Quote:
Proposed definition: The kilogram, kg, is the unit of mass; its magnitude is set by fixing the numerical value of the Planck constant to be equal to exactly 6.62606X×10−34 when it is expressed in the unit s−1·m2·kg, which is equal to J·s.
- National Institute of Standards and Technology


Tue Dec 01, 2015 9:30 am
Profile WWW
User avatar

Joined: Wed Nov 04, 2015 1:15 pm
Posts: 43
Post Re: Page 107 Discussion
icekatze wrote:
hi hi

They're really going to go with the Avogadro's constant route? Last I heard, they were going to try to revise the kilogram using Planck's constant.

Quote:
Proposed definition: The kilogram, kg, is the unit of mass; its magnitude is set by fixing the numerical value of the Planck constant to be equal to exactly 6.62606X×10−34 when it is expressed in the unit s−1·m2·kg, which is equal to J·s.
- National Institute of Standards and Technology


Looks like that proposal is indeed preferred to defining the Kilogram in terms of Avogadro's constant. However, Avogadro's constant is nevertheless going to be fixed, it seems, in order to define the mol (independently of the kilogram). Presumably experiments are being run to make sure that the resulting independent definitions of mol and kg match up with the original definition of mol in terms of kg.


Tue Dec 01, 2015 11:44 am
Profile
User avatar

Joined: Sat Mar 05, 2011 1:35 pm
Posts: 916
Location: Middle of Nowhere
Post Re: Page 107 Discussion
hi hi

To be honest, I find that disconnecting the mol from a known weight to defeat the purpose in the first place. I mean, if one knows the amount of elemental entities in a measure of substance, can't one just use that number instead? It's like making a "dozen" a standard unit, when scientists could just write 12. ;)


Tue Dec 01, 2015 5:12 pm
Profile WWW
Display posts from previous:  Sort by  
Reply to topic   [ 112 posts ]  Go to page Previous  1, 2, 3, 4, 5

Who is online

Users browsing this forum: cacambo43, Suederwind and 5 guests


You cannot post new topics in this forum
You cannot reply to topics in this forum
You cannot edit your posts in this forum
You cannot delete your posts in this forum
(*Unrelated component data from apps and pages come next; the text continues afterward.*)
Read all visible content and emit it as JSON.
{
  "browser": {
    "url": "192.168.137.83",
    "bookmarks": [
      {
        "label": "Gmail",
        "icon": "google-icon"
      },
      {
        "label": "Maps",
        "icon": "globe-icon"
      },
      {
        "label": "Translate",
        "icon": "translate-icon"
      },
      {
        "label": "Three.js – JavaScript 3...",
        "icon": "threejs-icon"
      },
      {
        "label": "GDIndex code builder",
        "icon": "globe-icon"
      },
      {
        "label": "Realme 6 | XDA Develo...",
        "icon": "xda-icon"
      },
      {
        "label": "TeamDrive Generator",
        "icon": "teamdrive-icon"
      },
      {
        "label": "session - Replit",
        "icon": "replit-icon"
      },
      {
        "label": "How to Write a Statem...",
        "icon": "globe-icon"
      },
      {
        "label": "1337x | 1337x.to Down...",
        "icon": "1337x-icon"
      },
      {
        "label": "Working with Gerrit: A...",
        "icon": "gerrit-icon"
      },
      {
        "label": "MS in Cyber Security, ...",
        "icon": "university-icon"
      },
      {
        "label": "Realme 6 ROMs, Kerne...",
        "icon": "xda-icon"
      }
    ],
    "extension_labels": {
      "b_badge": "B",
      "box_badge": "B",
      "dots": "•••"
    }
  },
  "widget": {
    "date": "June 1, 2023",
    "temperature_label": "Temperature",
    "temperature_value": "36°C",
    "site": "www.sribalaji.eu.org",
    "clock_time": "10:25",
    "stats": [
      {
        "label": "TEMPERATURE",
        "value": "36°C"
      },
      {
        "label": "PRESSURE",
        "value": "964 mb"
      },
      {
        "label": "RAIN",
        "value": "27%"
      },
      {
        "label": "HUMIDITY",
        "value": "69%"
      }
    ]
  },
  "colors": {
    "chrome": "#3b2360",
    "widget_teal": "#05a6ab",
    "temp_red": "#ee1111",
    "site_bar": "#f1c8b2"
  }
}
Search for:
Jump to:  
Powered by phpBB © 2000, 2002, 2005, 2007 phpBB Group.
Designed by STSoftware for PTF.